What is expected
Would you please copy each line of the data in which the string "JSON" occurs?

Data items
^^^^^^^^^^^^^^^^

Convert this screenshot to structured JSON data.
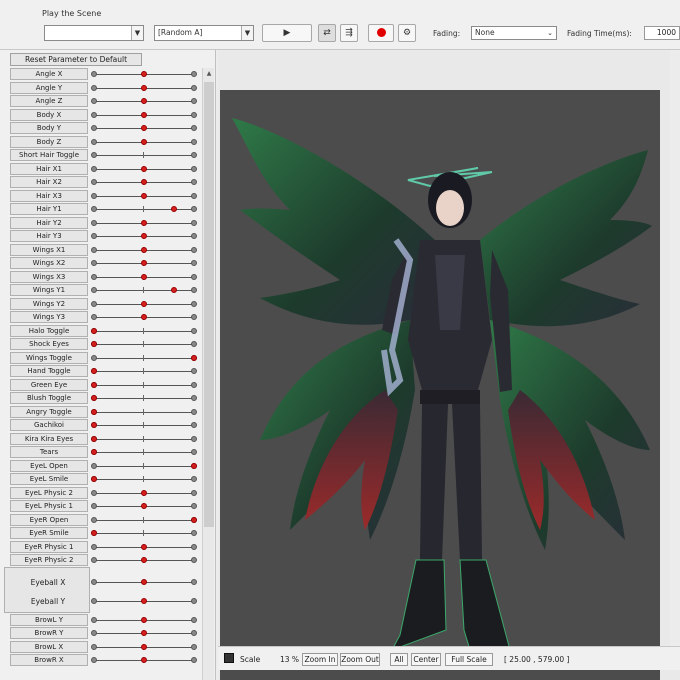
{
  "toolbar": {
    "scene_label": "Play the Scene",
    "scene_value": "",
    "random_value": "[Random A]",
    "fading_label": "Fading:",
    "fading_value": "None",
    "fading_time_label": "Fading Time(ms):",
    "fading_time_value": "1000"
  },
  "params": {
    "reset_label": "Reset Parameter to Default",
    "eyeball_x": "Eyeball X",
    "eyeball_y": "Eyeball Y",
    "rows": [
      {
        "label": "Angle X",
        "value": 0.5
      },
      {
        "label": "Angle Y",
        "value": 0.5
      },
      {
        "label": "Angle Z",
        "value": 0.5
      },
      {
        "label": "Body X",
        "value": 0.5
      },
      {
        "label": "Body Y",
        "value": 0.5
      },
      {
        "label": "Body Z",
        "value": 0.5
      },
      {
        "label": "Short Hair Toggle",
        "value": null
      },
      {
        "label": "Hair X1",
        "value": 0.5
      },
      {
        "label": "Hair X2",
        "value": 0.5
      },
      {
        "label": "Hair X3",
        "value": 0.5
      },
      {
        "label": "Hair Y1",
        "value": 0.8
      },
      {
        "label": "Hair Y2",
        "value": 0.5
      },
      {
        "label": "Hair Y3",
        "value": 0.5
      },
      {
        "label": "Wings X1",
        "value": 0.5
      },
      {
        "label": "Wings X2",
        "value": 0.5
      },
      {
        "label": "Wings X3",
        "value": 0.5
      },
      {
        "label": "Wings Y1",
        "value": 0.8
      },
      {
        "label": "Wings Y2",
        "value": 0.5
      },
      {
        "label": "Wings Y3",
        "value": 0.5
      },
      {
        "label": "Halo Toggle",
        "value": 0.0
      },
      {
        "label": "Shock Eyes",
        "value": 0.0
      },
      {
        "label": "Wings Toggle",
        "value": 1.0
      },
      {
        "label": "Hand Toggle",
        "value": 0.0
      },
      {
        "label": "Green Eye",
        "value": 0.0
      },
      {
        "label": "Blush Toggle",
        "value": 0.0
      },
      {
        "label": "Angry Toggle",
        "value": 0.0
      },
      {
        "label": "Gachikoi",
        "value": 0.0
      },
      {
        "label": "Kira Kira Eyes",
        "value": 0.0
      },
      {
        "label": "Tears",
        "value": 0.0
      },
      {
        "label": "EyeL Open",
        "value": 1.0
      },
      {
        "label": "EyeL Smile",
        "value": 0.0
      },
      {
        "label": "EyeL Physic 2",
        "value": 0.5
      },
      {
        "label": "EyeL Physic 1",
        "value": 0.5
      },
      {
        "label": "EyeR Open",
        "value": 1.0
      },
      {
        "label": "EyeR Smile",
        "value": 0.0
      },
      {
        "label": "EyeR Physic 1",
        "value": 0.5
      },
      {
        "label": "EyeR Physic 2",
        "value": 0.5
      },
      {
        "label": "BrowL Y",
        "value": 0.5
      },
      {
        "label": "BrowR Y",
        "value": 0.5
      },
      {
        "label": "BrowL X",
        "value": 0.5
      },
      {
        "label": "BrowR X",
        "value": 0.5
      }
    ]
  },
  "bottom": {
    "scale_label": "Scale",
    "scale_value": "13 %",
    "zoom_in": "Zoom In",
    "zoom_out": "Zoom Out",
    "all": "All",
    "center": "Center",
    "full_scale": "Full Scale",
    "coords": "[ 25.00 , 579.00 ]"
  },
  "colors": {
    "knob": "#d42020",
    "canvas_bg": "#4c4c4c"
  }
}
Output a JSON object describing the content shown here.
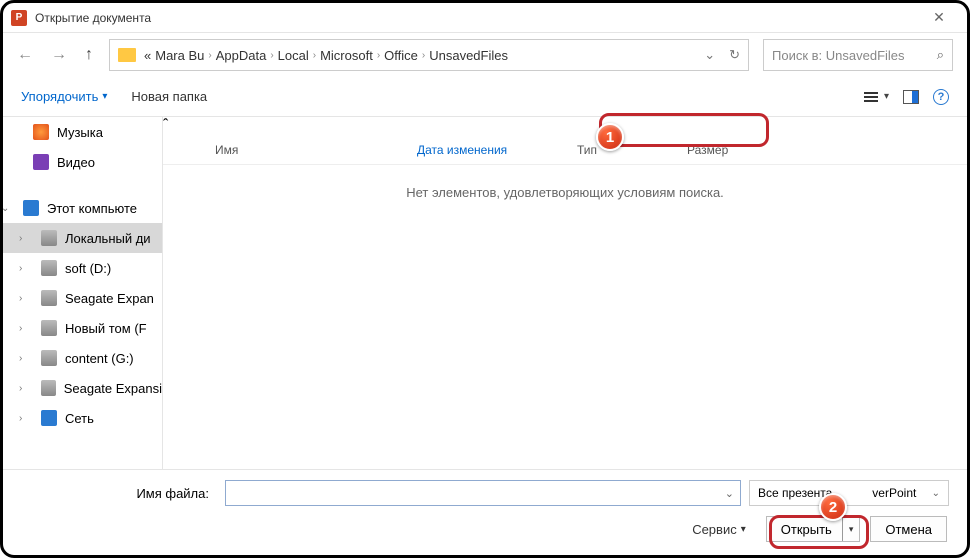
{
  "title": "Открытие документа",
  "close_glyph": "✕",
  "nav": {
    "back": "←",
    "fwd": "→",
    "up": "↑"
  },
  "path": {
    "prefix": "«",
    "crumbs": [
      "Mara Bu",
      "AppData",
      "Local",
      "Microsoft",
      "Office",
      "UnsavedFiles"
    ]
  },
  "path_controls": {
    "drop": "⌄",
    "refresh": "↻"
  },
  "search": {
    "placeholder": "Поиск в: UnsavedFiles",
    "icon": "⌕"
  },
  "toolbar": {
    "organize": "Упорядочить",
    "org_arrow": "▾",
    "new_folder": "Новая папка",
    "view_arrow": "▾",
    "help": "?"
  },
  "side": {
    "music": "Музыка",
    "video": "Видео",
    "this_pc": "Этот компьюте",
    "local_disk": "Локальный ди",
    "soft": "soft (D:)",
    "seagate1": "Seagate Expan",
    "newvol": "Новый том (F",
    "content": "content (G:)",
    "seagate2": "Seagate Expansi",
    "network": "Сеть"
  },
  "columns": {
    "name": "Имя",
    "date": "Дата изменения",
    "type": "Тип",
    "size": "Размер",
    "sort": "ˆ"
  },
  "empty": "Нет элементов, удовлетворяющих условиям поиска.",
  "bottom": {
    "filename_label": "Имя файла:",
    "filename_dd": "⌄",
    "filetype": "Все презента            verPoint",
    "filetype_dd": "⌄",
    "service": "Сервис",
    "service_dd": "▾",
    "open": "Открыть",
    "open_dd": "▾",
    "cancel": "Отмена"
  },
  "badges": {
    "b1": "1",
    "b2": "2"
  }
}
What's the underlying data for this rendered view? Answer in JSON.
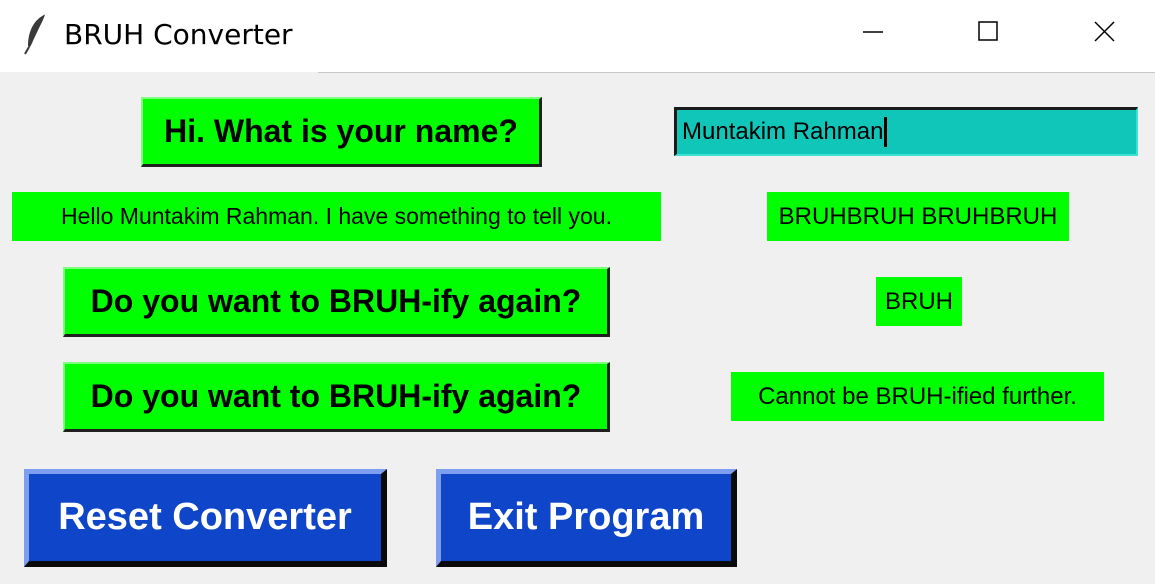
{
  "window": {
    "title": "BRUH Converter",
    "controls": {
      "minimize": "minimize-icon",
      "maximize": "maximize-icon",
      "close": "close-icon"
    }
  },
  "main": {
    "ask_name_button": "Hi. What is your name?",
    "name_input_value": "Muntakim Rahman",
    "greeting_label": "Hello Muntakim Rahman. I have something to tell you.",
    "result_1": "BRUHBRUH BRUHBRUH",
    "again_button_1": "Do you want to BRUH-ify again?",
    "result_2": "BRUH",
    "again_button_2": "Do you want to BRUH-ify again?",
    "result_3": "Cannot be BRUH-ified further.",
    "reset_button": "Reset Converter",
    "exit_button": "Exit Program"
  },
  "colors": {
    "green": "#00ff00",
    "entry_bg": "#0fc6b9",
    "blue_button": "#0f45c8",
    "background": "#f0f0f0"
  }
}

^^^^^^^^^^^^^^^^

Answer to this exercise
Convert this screenshot to structured JSON data.
Output a JSON object describing the content shown here.
What's the underlying data for this rendered view? Answer in JSON.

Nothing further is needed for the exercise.